Citation
Jordan, Thomas Hillman (1973) Estimation of the radial variation of seismic velocities and density in the earth. Dissertation (Ph.D.), California Institute of Technology. doi:10.7907/K0B1PW97. https://resolver.caltech.edu/CaltechTHESIS:08292011141658832
Abstract
An inversion procedure is developed to estimate the radial variations of compressional velocity, shear velocity, and density in the Earth. The radial distributions are defined as spherically symmetric averages of the actual distributions in the laterally heterogeneous Earth, and the nature of the averaging implied by averaging certain sets of eigenperiod and traveltime data is examined. For traveltime data, the spherical averaging yields the Terrestrial Monopole if the data sample a distribution derived from a uniform distribution of sources and receivers. Since this is difficult to obtain for absolute times, differential travel times are used to constrain the velocities. It is shown that the bias inherent in available sets of differential traveltime data is considerably less than that in equivalent sets of absolute traveltime data, if the phase combination is suitably chosen. Observations are presented for the phase combinations PcPP, ScSS, P'(AB)P'(DF), and P'(BC)P'(DF). The inversion algorithm developed is based on a linear approximation to the perturbation equations and is shown to provide a stable method for estimating the radial distributions of velocities and density from a finite number of inaccurate data. The linear inversion theory presented is complete; it allows one to estimate the resolving power of the data and the resolvability of specified features in the model. Three estimates of the radial distributions are derived using an extensive set of eigenperiod and traveltime data. One model, designated model B1, fits 127 of the 177 eigenperiods of the DziewonskiGilbert set within their formal 95% confidence intervals. This model satisfies extensive sets of auxillary data as well. It is shown from resolving power calculations that little information is lost by using differential travel times in lieu of absolute times. It is demonstrated that the nature of the averaging in the estimation procedure for given sets of gross Earth data can be improved by judicious specification of the norm on the space of models.
Item Type:  Thesis (Dissertation (Ph.D.)) 

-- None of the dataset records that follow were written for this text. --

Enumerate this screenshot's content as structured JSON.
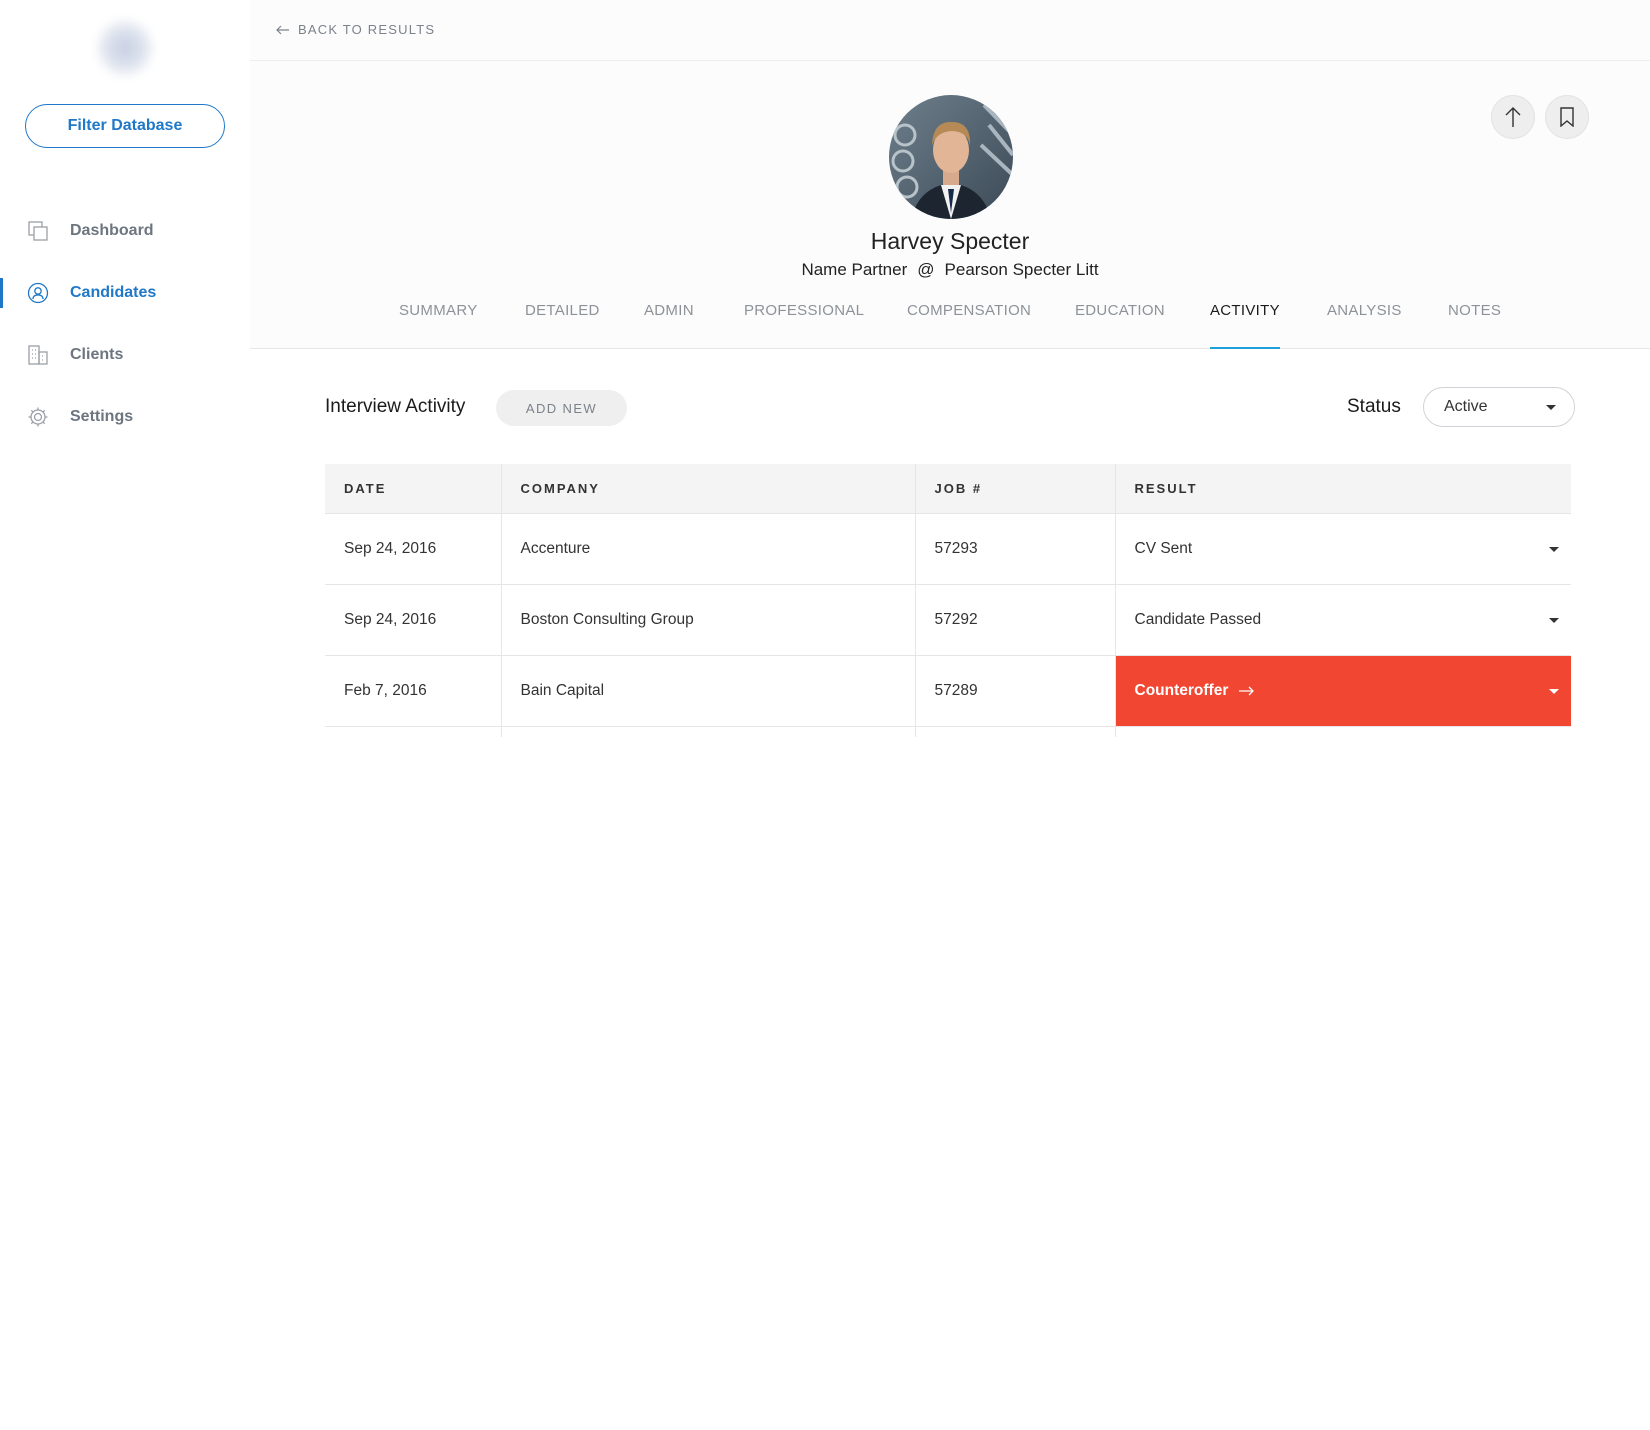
{
  "sidebar": {
    "filter_button": "Filter Database",
    "items": [
      {
        "label": "Dashboard",
        "icon": "copy-icon",
        "active": false
      },
      {
        "label": "Candidates",
        "icon": "user-circle-icon",
        "active": true
      },
      {
        "label": "Clients",
        "icon": "building-icon",
        "active": false
      },
      {
        "label": "Settings",
        "icon": "gear-icon",
        "active": false
      }
    ]
  },
  "topbar": {
    "back_label": "BACK TO RESULTS"
  },
  "profile": {
    "name": "Harvey Specter",
    "title": "Name Partner",
    "at": "@",
    "company": "Pearson Specter Litt"
  },
  "tabs": [
    {
      "label": "SUMMARY",
      "active": false
    },
    {
      "label": "DETAILED",
      "active": false
    },
    {
      "label": "ADMIN",
      "active": false
    },
    {
      "label": "PROFESSIONAL",
      "active": false
    },
    {
      "label": "COMPENSATION",
      "active": false
    },
    {
      "label": "EDUCATION",
      "active": false
    },
    {
      "label": "ACTIVITY",
      "active": true
    },
    {
      "label": "ANALYSIS",
      "active": false
    },
    {
      "label": "NOTES",
      "active": false
    }
  ],
  "activity": {
    "title": "Interview Activity",
    "add_new": "ADD NEW",
    "status_label": "Status",
    "status_value": "Active",
    "columns": [
      "DATE",
      "COMPANY",
      "JOB #",
      "RESULT"
    ],
    "rows": [
      {
        "date": "Sep 24, 2016",
        "company": "Accenture",
        "job": "57293",
        "result": "CV Sent",
        "highlight": false
      },
      {
        "date": "Sep 24, 2016",
        "company": "Boston Consulting Group",
        "job": "57292",
        "result": "Candidate Passed",
        "highlight": false
      },
      {
        "date": "Feb 7, 2016",
        "company": "Bain Capital",
        "job": "57289",
        "result": "Counteroffer",
        "highlight": true
      }
    ]
  },
  "colors": {
    "accent": "#1f78c8",
    "tab_underline": "#1ea0d8",
    "alert": "#f04632"
  }
}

Subject Keywords:  Geology 
Degree Grantor:  California Institute of Technology 
Division:  Geological and Planetary Sciences 
Major Option:  Applied Mathematics Geophysics 
Thesis Availability:  Public (worldwide access) 
Research Advisor(s): 

Thesis Committee: 

Defense Date:  4 August 1972 
Record Number:  CaltechTHESIS:08292011141658832 
Persistent URL:  https://resolver.caltech.edu/CaltechTHESIS:08292011141658832 
DOI:  10.7907/K0B1PW97 
Default Usage Policy:  No commercial reproduction, distribution, display or performance rights in this work are provided. 
ID Code:  6629 
Collection:  CaltechTHESIS 
Deposited By:  John Wade 
Deposited On:  29 Aug 2011 22:21 
Last Modified:  20 Dec 2019 19:38 
Thesis Files
PDF
 Final Version
See Usage Policy. 33MB 
Repository Staff Only: item control page